> _Aim of the exercise_
Copy out each line of the entries below in which the string "JSON" appears.
Given entries START
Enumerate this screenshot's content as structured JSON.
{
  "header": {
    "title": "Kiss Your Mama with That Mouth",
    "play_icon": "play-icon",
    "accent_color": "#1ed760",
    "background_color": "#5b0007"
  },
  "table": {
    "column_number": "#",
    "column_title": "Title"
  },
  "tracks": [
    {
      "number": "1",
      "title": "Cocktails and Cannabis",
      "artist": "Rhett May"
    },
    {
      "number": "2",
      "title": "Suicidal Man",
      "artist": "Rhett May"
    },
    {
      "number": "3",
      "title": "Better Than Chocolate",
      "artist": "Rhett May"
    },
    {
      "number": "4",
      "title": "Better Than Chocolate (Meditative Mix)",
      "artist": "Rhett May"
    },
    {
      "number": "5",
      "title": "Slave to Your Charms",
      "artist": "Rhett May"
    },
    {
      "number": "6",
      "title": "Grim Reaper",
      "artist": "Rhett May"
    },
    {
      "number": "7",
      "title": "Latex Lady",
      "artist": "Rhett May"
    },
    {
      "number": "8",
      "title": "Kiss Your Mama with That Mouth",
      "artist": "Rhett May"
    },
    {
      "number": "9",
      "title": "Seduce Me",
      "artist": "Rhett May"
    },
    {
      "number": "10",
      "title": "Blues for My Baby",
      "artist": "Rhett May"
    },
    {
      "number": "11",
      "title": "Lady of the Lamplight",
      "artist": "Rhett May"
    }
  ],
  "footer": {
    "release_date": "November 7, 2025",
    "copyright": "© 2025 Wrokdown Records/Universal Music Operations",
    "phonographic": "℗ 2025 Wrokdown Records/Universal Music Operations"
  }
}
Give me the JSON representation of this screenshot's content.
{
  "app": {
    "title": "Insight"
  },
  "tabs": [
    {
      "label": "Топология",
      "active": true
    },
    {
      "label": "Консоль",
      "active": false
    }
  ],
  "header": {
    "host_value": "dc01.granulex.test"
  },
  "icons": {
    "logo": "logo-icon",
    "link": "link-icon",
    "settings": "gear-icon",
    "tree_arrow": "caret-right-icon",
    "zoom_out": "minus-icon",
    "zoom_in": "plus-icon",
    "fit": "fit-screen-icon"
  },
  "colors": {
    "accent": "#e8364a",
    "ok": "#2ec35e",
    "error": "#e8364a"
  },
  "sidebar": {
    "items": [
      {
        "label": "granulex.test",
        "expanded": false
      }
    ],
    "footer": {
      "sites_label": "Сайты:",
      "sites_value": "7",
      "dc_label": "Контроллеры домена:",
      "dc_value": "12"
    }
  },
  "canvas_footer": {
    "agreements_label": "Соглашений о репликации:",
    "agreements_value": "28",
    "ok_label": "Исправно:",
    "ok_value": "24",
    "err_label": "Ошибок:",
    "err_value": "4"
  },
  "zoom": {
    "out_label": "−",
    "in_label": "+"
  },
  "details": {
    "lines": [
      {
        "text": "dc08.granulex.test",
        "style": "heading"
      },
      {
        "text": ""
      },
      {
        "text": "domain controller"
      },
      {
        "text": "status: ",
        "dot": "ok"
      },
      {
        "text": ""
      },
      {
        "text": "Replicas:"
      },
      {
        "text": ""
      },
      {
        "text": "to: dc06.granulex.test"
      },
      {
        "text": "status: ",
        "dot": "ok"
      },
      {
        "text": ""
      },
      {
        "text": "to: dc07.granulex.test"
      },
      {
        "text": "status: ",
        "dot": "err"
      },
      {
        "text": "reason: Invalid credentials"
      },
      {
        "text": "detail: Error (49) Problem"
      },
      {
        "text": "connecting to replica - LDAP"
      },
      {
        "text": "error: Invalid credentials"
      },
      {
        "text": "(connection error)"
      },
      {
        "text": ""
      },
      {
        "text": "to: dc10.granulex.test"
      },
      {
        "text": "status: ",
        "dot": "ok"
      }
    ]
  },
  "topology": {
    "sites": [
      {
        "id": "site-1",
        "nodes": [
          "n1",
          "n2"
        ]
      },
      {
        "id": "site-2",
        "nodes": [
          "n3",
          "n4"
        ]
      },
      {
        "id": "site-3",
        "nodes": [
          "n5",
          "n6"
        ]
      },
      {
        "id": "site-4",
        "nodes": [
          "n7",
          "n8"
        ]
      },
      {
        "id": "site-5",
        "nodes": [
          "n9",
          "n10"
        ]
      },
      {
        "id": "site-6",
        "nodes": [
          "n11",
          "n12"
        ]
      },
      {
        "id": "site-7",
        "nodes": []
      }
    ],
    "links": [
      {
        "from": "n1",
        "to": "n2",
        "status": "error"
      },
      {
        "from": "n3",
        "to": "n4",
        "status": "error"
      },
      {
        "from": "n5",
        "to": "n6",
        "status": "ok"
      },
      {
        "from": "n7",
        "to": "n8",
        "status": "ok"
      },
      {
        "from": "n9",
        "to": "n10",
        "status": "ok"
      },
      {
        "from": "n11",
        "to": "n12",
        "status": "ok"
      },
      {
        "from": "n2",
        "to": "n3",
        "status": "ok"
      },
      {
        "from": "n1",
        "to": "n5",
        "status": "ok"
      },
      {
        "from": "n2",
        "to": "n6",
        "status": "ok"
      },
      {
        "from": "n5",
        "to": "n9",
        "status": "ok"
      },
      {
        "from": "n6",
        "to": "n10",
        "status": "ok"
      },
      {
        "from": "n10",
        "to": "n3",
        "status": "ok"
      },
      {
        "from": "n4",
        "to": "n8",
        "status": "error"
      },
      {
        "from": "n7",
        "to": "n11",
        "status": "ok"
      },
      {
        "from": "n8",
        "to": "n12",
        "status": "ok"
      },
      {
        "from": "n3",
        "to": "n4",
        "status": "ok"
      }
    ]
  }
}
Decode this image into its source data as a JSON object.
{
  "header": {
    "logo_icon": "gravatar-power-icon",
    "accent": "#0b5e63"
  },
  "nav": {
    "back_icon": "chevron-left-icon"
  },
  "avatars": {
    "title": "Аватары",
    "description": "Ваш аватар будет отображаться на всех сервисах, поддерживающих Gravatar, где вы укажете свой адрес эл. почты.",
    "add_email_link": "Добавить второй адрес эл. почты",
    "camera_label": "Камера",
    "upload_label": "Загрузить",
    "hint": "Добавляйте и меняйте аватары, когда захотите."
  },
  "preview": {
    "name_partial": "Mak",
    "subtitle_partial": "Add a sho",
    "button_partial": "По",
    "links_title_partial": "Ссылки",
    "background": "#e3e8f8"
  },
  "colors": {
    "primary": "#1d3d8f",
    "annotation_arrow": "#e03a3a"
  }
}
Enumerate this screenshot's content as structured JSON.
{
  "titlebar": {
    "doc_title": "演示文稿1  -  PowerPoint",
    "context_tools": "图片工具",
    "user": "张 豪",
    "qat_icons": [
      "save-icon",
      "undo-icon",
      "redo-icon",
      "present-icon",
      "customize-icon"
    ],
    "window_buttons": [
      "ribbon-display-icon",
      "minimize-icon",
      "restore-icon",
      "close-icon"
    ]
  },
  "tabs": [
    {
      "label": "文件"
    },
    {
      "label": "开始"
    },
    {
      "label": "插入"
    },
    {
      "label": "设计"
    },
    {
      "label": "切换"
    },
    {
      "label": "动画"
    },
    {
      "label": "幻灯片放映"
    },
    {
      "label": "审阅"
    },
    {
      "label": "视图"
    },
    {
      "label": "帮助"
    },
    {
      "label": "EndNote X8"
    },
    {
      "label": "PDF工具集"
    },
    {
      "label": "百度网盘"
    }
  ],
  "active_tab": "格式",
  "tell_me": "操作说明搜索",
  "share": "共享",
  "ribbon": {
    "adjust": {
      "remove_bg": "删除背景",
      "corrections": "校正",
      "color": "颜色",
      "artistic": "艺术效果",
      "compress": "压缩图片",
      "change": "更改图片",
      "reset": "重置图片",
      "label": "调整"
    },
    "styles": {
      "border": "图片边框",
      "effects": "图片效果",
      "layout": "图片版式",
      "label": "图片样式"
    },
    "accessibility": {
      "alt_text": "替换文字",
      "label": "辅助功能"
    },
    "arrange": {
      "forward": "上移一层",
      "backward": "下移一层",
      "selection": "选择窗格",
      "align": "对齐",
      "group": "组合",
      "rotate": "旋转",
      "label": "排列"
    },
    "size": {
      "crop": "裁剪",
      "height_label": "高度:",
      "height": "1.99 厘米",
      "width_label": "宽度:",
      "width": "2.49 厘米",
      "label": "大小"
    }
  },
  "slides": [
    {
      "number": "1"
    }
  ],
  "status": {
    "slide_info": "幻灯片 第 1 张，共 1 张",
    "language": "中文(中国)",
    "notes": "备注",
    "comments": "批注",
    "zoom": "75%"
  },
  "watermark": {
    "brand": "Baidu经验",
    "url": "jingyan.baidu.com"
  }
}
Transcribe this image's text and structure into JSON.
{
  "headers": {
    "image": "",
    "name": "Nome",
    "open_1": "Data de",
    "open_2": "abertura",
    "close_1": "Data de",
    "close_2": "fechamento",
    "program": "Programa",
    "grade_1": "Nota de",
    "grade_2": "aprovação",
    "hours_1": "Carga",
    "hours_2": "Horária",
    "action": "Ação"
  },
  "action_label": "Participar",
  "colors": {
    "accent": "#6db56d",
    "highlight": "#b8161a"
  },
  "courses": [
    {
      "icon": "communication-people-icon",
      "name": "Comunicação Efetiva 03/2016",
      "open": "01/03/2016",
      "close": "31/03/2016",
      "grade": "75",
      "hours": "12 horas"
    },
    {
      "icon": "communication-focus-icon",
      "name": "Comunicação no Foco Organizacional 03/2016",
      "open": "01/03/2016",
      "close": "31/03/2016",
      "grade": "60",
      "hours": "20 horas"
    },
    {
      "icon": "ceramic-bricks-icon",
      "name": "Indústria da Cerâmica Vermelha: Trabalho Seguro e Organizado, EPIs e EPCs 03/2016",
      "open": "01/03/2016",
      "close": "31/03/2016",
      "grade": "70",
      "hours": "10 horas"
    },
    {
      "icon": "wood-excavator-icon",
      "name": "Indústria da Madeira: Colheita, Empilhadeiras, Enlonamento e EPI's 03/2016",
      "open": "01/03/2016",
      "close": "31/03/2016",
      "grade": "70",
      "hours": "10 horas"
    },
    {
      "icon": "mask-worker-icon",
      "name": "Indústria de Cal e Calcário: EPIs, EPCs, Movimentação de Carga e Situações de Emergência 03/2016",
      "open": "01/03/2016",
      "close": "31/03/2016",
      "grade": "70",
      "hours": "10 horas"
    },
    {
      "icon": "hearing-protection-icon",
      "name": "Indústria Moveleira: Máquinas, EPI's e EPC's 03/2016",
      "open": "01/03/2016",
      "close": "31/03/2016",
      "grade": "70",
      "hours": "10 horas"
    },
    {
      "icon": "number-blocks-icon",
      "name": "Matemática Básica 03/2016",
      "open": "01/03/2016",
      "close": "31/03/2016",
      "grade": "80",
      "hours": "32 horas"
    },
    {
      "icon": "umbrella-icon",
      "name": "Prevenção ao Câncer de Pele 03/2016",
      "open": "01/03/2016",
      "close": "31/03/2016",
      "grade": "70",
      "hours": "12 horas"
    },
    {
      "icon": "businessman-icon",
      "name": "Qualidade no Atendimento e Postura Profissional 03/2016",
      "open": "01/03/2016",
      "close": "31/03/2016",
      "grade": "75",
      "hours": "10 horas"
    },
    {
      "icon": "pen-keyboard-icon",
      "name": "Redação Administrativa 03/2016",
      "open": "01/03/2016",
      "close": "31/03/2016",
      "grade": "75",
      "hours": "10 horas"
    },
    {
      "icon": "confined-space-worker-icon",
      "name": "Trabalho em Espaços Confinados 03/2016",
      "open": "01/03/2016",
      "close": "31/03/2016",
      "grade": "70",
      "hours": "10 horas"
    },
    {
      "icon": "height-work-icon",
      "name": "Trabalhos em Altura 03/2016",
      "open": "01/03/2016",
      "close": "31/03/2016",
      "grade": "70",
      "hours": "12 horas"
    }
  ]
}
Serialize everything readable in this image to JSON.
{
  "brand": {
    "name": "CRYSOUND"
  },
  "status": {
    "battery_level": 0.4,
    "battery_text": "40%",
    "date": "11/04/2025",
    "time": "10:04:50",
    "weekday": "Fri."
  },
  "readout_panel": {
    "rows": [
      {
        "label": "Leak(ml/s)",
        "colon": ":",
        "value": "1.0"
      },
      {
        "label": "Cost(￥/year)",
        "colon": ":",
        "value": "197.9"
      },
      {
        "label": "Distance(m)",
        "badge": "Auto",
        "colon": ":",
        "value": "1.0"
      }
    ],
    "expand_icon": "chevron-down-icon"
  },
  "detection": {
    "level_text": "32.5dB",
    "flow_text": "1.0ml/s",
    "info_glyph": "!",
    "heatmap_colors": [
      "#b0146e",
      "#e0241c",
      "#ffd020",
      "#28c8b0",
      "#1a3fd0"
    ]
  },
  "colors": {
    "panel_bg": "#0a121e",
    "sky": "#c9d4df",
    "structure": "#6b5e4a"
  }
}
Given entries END
> _The completed task_
Enumerate this screenshot's content as structured JSON.
Give me the JSON representation of this screenshot's content.
Decode this image into its source data as a JSON object.
Enumerate this screenshot's content as structured JSON.
Transcribe this image's text and structure into JSON.
Serialize everything readable in this image to JSON.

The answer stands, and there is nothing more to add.